- **Input material**:

○ ○ ○ ○ ○ ○ ○

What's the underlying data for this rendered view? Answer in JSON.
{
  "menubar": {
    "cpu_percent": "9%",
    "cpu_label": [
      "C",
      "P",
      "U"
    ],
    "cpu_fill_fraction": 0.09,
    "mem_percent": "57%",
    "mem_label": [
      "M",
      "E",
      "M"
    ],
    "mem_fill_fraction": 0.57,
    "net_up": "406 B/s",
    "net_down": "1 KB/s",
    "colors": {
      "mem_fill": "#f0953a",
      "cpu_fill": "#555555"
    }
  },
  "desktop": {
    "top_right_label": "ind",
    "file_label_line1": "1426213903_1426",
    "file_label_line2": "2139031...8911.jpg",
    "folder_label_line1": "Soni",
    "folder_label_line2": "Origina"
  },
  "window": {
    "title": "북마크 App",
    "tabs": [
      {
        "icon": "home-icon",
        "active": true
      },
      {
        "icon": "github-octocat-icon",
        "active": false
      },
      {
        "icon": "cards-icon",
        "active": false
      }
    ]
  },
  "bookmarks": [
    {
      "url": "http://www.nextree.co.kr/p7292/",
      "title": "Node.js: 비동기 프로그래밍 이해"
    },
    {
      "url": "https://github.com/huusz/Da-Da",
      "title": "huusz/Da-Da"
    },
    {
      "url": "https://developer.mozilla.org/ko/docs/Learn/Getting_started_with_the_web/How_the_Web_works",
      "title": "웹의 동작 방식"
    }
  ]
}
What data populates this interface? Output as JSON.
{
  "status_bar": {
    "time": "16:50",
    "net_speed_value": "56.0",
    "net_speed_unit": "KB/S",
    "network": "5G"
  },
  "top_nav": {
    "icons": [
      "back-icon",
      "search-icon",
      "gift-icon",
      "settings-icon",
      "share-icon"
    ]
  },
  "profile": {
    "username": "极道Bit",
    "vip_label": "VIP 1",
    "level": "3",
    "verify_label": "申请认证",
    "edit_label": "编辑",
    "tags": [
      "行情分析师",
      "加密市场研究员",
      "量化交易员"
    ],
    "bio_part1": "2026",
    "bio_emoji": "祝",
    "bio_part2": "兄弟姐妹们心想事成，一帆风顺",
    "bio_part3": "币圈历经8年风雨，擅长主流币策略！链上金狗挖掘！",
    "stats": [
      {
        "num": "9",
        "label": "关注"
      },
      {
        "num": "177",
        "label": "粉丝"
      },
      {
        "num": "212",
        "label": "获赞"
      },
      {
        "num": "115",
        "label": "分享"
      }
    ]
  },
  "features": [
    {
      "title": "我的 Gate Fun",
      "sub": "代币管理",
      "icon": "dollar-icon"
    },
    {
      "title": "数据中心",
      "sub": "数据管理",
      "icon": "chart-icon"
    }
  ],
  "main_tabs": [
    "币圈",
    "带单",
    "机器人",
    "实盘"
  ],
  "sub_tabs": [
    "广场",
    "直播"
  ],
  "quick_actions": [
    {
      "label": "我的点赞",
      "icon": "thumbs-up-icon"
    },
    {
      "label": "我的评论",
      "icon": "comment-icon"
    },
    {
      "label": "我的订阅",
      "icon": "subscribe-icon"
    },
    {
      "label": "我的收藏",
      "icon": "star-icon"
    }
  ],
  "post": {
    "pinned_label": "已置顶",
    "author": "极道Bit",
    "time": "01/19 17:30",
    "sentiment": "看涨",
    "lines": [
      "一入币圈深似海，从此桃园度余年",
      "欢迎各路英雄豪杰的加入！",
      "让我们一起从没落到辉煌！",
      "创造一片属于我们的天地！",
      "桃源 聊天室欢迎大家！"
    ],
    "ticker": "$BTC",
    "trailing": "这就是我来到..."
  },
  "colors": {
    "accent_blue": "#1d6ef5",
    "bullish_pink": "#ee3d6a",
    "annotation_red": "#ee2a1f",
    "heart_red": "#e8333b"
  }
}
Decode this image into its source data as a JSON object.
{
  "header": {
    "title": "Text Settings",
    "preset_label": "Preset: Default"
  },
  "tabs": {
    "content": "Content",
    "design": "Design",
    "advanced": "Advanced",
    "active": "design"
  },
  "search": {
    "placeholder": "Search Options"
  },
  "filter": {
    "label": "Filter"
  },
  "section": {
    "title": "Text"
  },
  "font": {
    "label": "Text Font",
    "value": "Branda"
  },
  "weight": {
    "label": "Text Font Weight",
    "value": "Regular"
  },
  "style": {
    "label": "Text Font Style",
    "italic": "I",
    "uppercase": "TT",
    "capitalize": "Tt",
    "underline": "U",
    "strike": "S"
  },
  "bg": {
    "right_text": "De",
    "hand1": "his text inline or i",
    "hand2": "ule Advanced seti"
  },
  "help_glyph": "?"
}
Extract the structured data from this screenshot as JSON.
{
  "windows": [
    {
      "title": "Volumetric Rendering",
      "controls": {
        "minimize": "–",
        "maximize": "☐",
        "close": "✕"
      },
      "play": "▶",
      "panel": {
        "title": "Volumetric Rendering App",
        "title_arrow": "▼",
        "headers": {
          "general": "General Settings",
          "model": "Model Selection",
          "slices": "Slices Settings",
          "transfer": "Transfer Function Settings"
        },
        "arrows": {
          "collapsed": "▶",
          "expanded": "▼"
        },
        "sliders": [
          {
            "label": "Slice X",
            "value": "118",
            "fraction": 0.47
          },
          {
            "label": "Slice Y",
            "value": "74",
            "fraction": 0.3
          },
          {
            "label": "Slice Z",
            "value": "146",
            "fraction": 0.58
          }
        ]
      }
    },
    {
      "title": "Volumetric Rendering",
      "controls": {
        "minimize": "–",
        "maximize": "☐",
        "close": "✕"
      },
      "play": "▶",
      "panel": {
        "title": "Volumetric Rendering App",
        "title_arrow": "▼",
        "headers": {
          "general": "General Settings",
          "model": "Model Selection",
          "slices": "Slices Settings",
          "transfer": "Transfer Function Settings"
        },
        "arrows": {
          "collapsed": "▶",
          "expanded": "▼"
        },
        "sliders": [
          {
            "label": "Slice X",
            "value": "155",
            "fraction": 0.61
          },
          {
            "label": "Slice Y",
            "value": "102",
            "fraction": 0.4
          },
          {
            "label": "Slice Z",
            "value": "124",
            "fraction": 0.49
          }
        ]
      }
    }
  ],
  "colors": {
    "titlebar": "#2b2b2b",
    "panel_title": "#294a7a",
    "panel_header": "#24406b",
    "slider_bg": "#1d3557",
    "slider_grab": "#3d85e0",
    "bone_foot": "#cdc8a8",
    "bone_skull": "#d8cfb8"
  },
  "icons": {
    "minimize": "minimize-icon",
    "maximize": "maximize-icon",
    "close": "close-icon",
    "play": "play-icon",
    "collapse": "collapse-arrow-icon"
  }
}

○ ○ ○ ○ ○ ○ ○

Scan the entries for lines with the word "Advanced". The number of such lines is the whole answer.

- **Task solution**: 2